• **WHAT THE TASK ASKS**
Every line with the string "Alarm" must be copied from the entries below.

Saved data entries
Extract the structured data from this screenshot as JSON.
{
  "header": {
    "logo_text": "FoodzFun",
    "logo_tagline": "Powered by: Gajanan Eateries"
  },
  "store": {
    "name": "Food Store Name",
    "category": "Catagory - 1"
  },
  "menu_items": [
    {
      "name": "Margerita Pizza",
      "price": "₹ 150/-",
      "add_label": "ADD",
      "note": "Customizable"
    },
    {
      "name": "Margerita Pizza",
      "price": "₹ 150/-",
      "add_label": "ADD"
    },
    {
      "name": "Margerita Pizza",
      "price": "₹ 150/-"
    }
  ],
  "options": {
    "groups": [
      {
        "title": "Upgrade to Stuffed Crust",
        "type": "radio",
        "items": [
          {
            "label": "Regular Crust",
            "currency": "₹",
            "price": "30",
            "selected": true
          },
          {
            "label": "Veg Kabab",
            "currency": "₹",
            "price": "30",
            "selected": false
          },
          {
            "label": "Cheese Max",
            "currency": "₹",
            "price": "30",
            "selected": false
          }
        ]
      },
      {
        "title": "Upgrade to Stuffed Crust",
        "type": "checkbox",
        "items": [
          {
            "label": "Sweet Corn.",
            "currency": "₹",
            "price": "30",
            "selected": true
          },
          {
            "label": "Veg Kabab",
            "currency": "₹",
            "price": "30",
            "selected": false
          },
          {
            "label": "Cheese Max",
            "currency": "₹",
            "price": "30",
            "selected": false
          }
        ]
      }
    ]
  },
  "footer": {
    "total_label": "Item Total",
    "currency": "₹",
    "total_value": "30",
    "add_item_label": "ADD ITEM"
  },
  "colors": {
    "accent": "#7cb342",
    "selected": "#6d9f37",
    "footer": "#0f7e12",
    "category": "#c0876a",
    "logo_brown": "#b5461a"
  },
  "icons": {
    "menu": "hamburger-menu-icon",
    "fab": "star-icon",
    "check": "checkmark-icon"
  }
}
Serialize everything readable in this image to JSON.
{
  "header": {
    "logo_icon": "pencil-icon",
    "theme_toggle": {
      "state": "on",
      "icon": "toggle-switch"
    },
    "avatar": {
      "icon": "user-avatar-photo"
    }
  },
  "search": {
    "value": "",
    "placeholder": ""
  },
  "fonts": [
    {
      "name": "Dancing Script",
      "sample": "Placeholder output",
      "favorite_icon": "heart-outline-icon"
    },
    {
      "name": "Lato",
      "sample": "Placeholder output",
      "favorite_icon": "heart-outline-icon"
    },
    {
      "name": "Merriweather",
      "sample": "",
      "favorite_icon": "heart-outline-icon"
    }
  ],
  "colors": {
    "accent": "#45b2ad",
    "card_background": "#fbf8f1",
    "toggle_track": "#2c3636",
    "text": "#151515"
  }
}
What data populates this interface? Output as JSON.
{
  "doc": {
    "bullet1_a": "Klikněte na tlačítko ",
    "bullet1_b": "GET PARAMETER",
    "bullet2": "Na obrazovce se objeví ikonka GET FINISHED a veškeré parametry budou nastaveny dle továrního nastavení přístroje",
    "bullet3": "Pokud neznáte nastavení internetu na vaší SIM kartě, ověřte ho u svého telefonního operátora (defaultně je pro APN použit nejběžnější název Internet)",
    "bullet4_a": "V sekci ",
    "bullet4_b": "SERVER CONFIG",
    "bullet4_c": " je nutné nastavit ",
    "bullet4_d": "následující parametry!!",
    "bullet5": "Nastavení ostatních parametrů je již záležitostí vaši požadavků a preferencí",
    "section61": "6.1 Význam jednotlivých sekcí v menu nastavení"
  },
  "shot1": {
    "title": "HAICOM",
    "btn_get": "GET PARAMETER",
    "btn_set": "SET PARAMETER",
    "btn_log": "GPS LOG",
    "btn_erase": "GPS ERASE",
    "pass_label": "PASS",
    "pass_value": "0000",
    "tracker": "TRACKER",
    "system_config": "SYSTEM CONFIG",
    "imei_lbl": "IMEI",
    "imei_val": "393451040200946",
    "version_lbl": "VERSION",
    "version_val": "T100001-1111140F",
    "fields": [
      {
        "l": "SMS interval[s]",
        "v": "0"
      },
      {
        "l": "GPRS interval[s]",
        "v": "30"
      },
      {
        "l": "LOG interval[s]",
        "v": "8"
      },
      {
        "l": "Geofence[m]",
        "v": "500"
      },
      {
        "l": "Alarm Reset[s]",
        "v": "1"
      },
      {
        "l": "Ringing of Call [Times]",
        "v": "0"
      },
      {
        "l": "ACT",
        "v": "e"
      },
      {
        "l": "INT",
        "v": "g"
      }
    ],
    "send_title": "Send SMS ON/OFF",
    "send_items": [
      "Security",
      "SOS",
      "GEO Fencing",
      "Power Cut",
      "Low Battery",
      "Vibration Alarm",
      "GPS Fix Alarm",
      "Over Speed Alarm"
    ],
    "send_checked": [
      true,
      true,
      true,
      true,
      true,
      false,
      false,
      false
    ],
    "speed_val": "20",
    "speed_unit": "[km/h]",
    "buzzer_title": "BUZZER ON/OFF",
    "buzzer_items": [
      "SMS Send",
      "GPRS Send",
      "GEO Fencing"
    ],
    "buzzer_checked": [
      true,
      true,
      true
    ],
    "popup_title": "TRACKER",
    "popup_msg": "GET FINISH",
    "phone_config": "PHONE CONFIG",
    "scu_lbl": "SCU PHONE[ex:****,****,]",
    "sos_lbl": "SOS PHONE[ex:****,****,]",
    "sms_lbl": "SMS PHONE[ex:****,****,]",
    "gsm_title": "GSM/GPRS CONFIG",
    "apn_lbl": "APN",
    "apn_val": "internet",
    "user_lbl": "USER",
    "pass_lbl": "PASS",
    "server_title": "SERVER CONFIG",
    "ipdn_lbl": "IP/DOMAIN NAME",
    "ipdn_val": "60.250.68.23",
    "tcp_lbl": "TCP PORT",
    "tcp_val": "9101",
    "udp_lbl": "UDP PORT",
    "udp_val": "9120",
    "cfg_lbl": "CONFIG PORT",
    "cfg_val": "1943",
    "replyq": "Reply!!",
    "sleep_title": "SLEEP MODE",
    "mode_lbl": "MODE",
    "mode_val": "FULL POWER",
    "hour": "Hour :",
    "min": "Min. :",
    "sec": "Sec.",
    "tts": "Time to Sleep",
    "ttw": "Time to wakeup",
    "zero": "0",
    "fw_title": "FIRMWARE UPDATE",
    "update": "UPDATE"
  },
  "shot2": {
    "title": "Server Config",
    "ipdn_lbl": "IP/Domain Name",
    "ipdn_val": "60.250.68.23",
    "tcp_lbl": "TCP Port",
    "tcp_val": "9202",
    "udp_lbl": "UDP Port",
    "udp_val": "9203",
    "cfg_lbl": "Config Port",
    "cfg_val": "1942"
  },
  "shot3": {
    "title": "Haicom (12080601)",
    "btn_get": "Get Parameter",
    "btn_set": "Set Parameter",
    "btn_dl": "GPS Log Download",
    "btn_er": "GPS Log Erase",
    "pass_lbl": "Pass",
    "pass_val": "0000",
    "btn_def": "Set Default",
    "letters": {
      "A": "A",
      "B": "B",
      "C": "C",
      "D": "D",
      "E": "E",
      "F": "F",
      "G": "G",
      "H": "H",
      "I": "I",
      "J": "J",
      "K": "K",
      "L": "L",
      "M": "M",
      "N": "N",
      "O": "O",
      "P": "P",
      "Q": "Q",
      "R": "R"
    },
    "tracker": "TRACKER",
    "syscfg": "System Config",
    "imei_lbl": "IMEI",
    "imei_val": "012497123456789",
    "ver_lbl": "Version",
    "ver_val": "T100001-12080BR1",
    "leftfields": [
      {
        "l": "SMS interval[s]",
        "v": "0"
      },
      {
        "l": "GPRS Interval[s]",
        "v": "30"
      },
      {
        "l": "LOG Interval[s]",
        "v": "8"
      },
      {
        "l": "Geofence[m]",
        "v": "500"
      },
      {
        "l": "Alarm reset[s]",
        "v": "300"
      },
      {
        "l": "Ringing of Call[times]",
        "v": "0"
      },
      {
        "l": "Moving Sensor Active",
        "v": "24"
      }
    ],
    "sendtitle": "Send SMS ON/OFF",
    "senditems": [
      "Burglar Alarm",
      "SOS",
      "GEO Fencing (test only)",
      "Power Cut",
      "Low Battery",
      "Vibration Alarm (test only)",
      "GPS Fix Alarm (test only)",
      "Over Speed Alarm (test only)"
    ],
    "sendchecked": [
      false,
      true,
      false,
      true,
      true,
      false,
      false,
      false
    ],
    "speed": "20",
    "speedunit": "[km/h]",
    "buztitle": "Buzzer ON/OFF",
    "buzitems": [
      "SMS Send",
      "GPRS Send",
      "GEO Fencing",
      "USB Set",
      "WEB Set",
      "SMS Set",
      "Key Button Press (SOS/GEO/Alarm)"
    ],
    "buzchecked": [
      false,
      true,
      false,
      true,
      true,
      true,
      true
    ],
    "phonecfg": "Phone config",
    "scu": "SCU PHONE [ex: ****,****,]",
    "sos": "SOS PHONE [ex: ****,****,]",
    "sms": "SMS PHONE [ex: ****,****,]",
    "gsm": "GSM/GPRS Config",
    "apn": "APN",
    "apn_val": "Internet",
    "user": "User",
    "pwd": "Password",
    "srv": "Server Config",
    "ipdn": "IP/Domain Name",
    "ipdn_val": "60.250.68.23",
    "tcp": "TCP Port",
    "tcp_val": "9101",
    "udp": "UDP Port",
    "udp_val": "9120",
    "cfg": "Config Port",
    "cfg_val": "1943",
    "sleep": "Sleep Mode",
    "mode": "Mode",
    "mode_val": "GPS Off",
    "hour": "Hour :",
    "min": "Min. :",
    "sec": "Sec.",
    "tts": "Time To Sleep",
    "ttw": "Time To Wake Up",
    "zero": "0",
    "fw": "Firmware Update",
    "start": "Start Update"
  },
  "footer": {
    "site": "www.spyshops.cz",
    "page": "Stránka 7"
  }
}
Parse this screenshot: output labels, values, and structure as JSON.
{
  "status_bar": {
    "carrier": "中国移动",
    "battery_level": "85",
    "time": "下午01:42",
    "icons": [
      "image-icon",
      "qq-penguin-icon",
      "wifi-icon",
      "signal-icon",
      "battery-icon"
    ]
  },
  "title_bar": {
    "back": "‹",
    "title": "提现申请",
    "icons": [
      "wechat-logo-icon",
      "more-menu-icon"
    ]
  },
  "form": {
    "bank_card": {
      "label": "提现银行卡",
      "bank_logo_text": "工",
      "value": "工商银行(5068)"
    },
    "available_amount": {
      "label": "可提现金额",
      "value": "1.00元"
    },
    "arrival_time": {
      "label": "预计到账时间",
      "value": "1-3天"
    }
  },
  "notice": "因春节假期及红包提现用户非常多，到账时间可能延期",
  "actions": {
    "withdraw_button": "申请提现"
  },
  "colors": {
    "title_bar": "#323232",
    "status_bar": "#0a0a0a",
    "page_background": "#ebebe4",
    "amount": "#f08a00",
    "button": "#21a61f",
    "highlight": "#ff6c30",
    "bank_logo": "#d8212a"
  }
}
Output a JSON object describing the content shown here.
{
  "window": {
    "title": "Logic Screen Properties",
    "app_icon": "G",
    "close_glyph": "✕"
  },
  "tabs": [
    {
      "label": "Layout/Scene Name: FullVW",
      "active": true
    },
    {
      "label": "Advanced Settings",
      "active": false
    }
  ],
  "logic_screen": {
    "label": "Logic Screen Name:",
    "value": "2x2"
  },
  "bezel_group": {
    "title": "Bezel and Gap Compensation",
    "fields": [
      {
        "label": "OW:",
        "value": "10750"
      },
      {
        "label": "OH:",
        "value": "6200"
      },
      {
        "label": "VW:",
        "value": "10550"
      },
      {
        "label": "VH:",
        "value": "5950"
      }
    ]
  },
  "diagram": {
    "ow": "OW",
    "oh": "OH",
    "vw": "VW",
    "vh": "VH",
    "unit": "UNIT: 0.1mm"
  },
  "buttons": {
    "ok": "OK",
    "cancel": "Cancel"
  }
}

• **SOLUTION TO THIS PROBLEM**
        "l": "Alarm Reset[s]",
      "Vibration Alarm",
      "GPS Fix Alarm",
      "Over Speed Alarm"
        "l": "Alarm reset[s]",
      "Burglar Alarm",
      "Vibration Alarm (test only)",
      "GPS Fix Alarm (test only)",
      "Over Speed Alarm (test only)"
      "Key Button Press (SOS/GEO/Alarm)"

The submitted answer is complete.